Fintech startup N26 is growing quite rapidly. Building a startup is hard, but building a startup that manages your bank account is even harder given the increased scrutiny. German weekly magazine Wirtschaftswoche published an article that questioned N26’s identification processes. According to Wirtschaftswoche, it’s quite easy to create an account with a fake ID document.
“One or two people got through with a fake ID document. And we detected that afterward. Unfortunately, we didn’t detect it in real time,” co-founder and CEO Valentin Stalf told me. “Unfortunately, it can happen.”
But Stalf also insisted that it’s not a widespread problem and that all banks face the same issue. According to him, N26 complies with all regulations when it comes to onboarding.
Currently, N26 has three different procedures depending on the country and works with a third-party company called SafeNed for some of the verification procedures.
In many countries, you can initiate a video call with someone so that they can check your ID and compare it with your face. In Germany, you can also print a document, go to the post office with an ID document and make a post employee check that you are actually you.
In some countries, you can open an N26 account by uploading a photo of your ID document and a selfie. Other banks also take advantage of this procedure. For instance, it’s a common process in the U.K.
More generally, other banks also have to deal with fake ID documents. But security is never perfect. That’s why you can’t simply eradicate the issue. You can try to keep the fake ID rate as low as possible.
“Security is our top priority at N26, which is why secure identification processes and constant review of our security and monitoring mechanisms to prevent identity theft are of great importance to the company,” the company told me in a statement.
In other words, N26 monitors this fake ID rate. And N26 also has ongoing transaction monitoring for those who have already opened a bank account. The company tries to detect fraudulent activity as quickly as possible.
You might think that uploading a photo of your ID document leads to more fraudulent activity. But N26 has noticed that there’s a higher fraud rate for customers who go to the post office to check their ID document.
So fraud is nothing new in the banking industry. Nobody has eradicated fraud, and nobody will. In fact, many startups (such as DreamQuark) are working on improving fraud detection using machine learning and more sophisticated processes. But even artificial intelligence won’t solve this problem altogether.
All eyes are on N26 because it’s the hot new thing. But if you look at what’s happening, it’s a pretty boring story. “In one of the articles they said we used weaker method to grow faster. This is complete bullshit,” Stalf told me.
This story is a great example that it can be tough to manage your startup’s reputation. Building trust takes a long time. But it can go away much more quickly.
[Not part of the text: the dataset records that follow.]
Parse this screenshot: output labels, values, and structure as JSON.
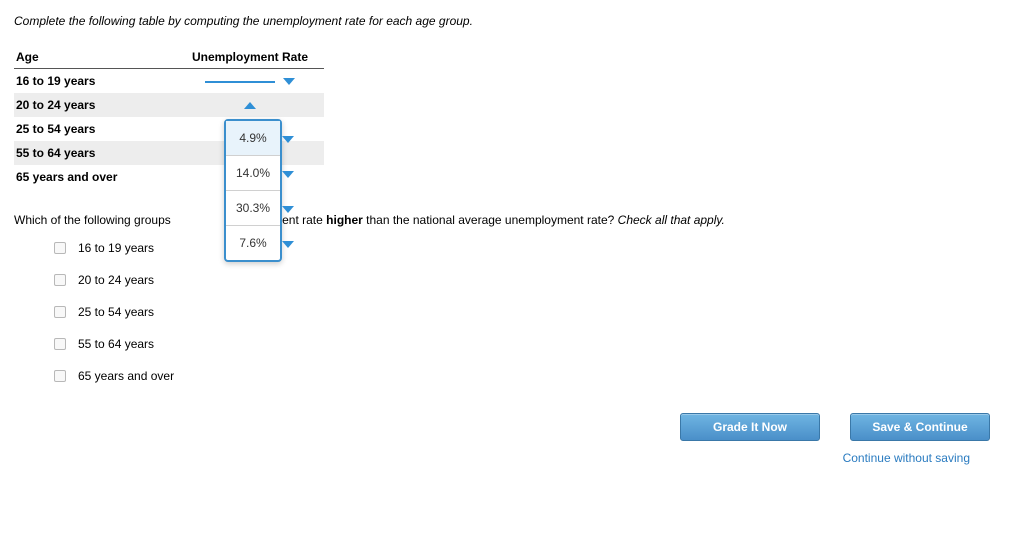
{
  "instruction": "Complete the following table by computing the unemployment rate for each age group.",
  "table": {
    "headers": {
      "age": "Age",
      "rate": "Unemployment Rate"
    },
    "rows": [
      {
        "age": "16 to 19 years"
      },
      {
        "age": "20 to 24 years"
      },
      {
        "age": "25 to 54 years"
      },
      {
        "age": "55 to 64 years"
      },
      {
        "age": "65 years and over"
      }
    ]
  },
  "dropdown_options": [
    "4.9%",
    "14.0%",
    "30.3%",
    "7.6%"
  ],
  "question2": {
    "prefix": "Which of the following groups",
    "partial_visible": "employment rate",
    "bold_word": "higher",
    "after": " than the national average unemployment rate? ",
    "ital": "Check all that apply."
  },
  "checkboxes": [
    "16 to 19 years",
    "20 to 24 years",
    "25 to 54 years",
    "55 to 64 years",
    "65 years and over"
  ],
  "buttons": {
    "grade": "Grade It Now",
    "save": "Save & Continue"
  },
  "link": "Continue without saving"
}
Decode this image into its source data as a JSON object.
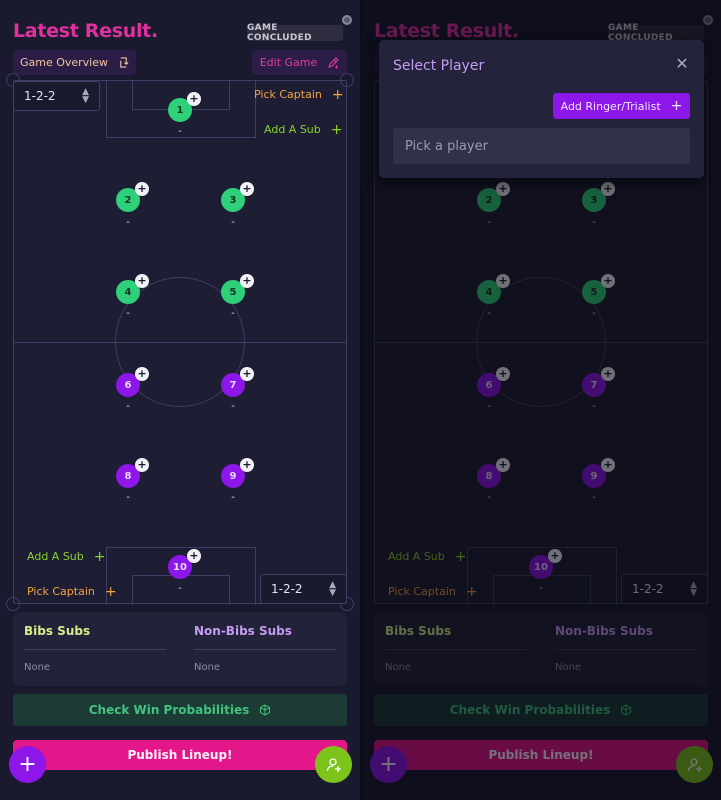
{
  "header": {
    "title": "Latest Result.",
    "status_badge": "GAME CONCLUDED"
  },
  "actions": {
    "game_overview": "Game Overview",
    "edit_game": "Edit Game"
  },
  "pitch": {
    "top_formation": "1-2-2",
    "bottom_formation": "1-2-2",
    "top_pick_captain": "Pick Captain",
    "top_add_sub": "Add A Sub",
    "bottom_add_sub": "Add A Sub",
    "bottom_pick_captain": "Pick Captain",
    "players": [
      {
        "number": "1",
        "name": "-",
        "team": "green"
      },
      {
        "number": "2",
        "name": "-",
        "team": "green"
      },
      {
        "number": "3",
        "name": "-",
        "team": "green"
      },
      {
        "number": "4",
        "name": "-",
        "team": "green"
      },
      {
        "number": "5",
        "name": "-",
        "team": "green"
      },
      {
        "number": "6",
        "name": "-",
        "team": "purple"
      },
      {
        "number": "7",
        "name": "-",
        "team": "purple"
      },
      {
        "number": "8",
        "name": "-",
        "team": "purple"
      },
      {
        "number": "9",
        "name": "-",
        "team": "purple"
      },
      {
        "number": "10",
        "name": "-",
        "team": "purple"
      }
    ],
    "add_glyph": "+"
  },
  "subs": {
    "bibs_title": "Bibs Subs",
    "bibs_value": "None",
    "non_bibs_title": "Non-Bibs Subs",
    "non_bibs_value": "None"
  },
  "footer": {
    "check_win": "Check Win Probabilities",
    "publish": "Publish Lineup!"
  },
  "modal": {
    "title": "Select Player",
    "add_ringer": "Add Ringer/Trialist",
    "search_placeholder": "Pick a player"
  },
  "colors": {
    "accent_pink": "#e3168a",
    "accent_purple": "#8d16e8",
    "team_green": "#2fd07a",
    "sub_green": "#8ad22a",
    "captain_orange": "#f4a340"
  },
  "icons": [
    "swap-icon",
    "edit-pen-icon",
    "plus-icon",
    "chevron-updown-icon",
    "dice-icon",
    "add-user-icon",
    "close-icon"
  ]
}
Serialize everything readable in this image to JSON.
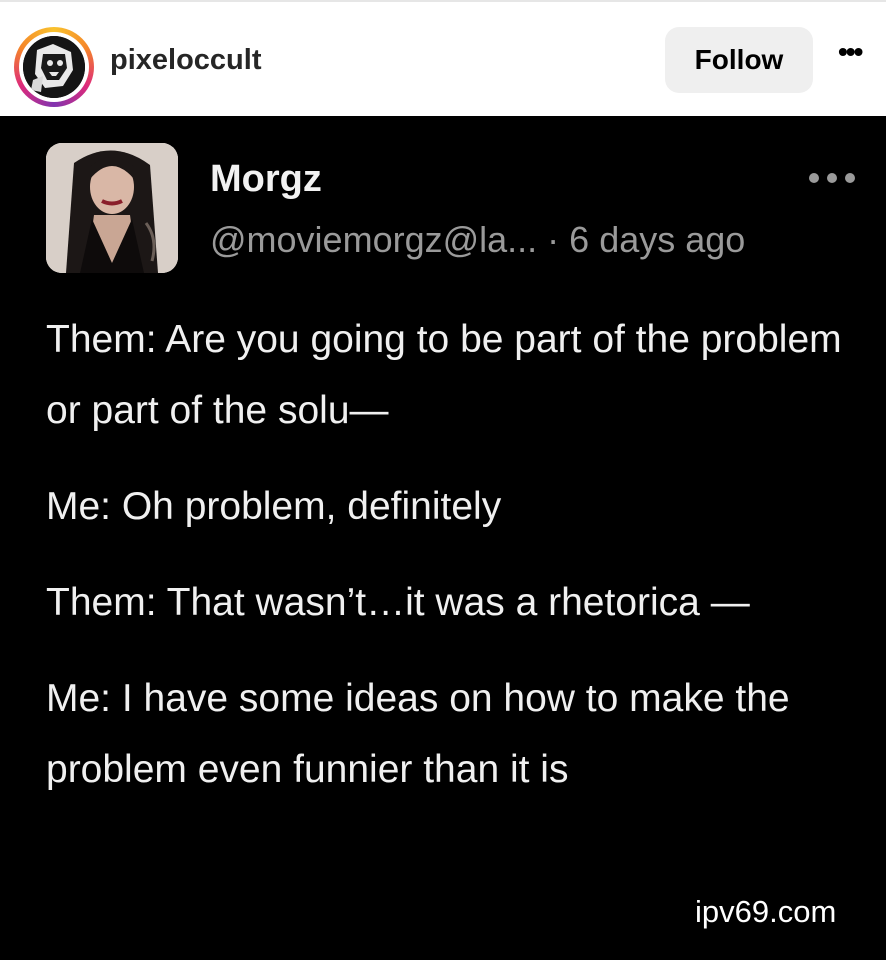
{
  "header": {
    "username": "pixeloccult",
    "follow_label": "Follow",
    "more_icon": "more-horizontal-icon"
  },
  "post": {
    "author_name": "Morgz",
    "handle": "@moviemorgz@la...",
    "separator": " · ",
    "time_ago": "6 days ago",
    "more_icon": "more-horizontal-icon",
    "paragraphs": [
      "Them: Are you going to be part of the problem or part of the solu—",
      "Me: Oh problem, definitely",
      "Them: That wasn’t…it was a rhetorica —",
      "Me: I have some ideas on how to make the problem even funnier than it is"
    ]
  },
  "watermark": "ipv69.com",
  "colors": {
    "post_background": "#000000",
    "header_background": "#ffffff",
    "follow_button": "#efefef",
    "handle_gray": "#9a9a9a"
  }
}
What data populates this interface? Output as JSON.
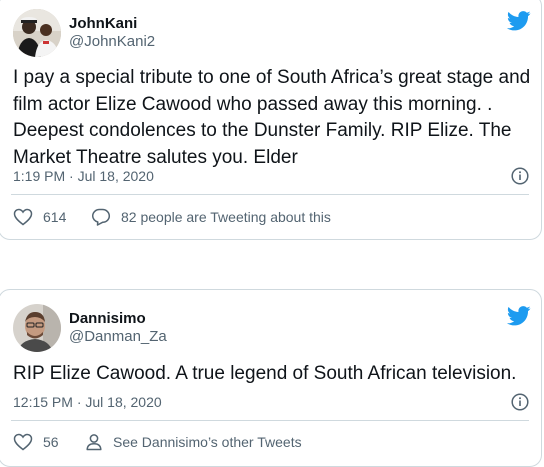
{
  "colors": {
    "accent": "#1d9bf0",
    "text_primary": "#0f1419",
    "text_secondary": "#536471",
    "border": "#cfd9de"
  },
  "tweets": [
    {
      "display_name": "JohnKani",
      "handle": "@JohnKani2",
      "text": "I pay a special tribute to one of South Africa’s great stage and film actor Elize Cawood who passed away this morning. . Deepest condolences to the Dunster Family. RIP Elize. The Market Theatre salutes you. Elder",
      "timestamp": "1:19 PM · Jul 18, 2020",
      "likes": "614",
      "secondary_action": "82 people are Tweeting about this",
      "avatar_icon": "avatar-photo",
      "secondary_icon": "comment-icon"
    },
    {
      "display_name": "Dannisimo",
      "handle": "@Danman_Za",
      "text": "RIP Elize Cawood. A true legend of South African television.",
      "timestamp": "12:15 PM · Jul 18, 2020",
      "likes": "56",
      "secondary_action": "See Dannisimo’s other Tweets",
      "avatar_icon": "avatar-photo",
      "secondary_icon": "person-icon"
    }
  ]
}
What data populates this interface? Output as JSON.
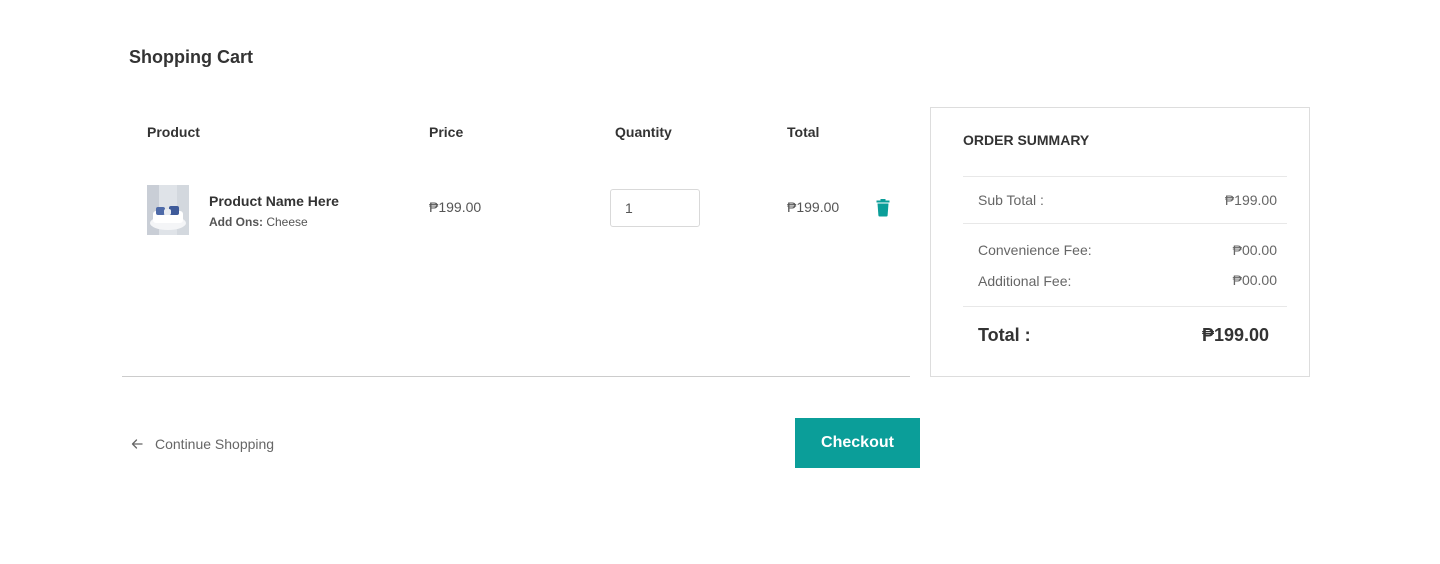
{
  "page": {
    "title": "Shopping Cart"
  },
  "cart": {
    "headers": {
      "product": "Product",
      "price": "Price",
      "quantity": "Quantity",
      "total": "Total"
    },
    "items": [
      {
        "name": "Product Name Here",
        "addons_label": "Add Ons:",
        "addons_value": "Cheese",
        "price": "₱199.00",
        "quantity": "1",
        "total": "₱199.00",
        "delete_icon": "trash-icon"
      }
    ]
  },
  "summary": {
    "title": "ORDER SUMMARY",
    "subtotal_label": "Sub Total :",
    "subtotal_value": "₱199.00",
    "convenience_label": "Convenience Fee:",
    "convenience_value": "₱00.00",
    "additional_label": "Additional Fee:",
    "additional_value": "₱00.00",
    "total_label": "Total :",
    "total_value": "₱199.00"
  },
  "actions": {
    "continue_label": "Continue Shopping",
    "continue_icon": "arrow-left-icon",
    "checkout_label": "Checkout"
  },
  "colors": {
    "accent": "#0b9e99",
    "text": "#333333",
    "muted": "#666666"
  }
}
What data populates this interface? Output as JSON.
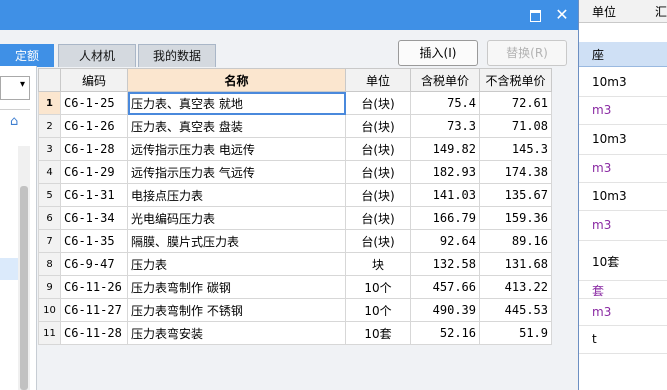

That might be why N26 debunked the issue so intensely.
Here’s N26’s full statement:
Security is our top priority at N26, which is why secure identification processes and constant review of our security and monitoring mechanisms to prevent identity theft are of great importance to the company.
After the customer’s identity is verified, we carry out ongoing transaction monitoring along with numerous other security measures, in a bid to prevent criminal activity such as money laundering and terrorist financing.
We therefore take the findings put forward by Wirtschaftswoche very seriously, will analyse the facts and take appropriate measures if necessary.
Contrary to the statement in Wirtschaftswoche, the use of photo verification by N26 is legally compliant. N26 works with a regulated payment service provider, SafeNed, in this regard. SafeNed is a UK business which is authorised and regulated by the UK Financial Conduct Authority (FCA) with regards to the prevention of money laundering and terrorist financing. SafeNed verifies its customers using the Photo Ident process, which is compliant with UK law.
According to the German Money Laundering Act, N26 is allowed to use a third party regulated in the EU, in this case a payment service provider in the UK, for the verification of customers (Section 17 (1) GwG). The respective verification procedure is then determined by the law applicable to the third party (in the above example, therefore, by UK law). This understanding is also confirmed by BaFin in its interpretation and application notes on the German Money Laundering Act (p. 67 et seq.) for customers not resident in Germany.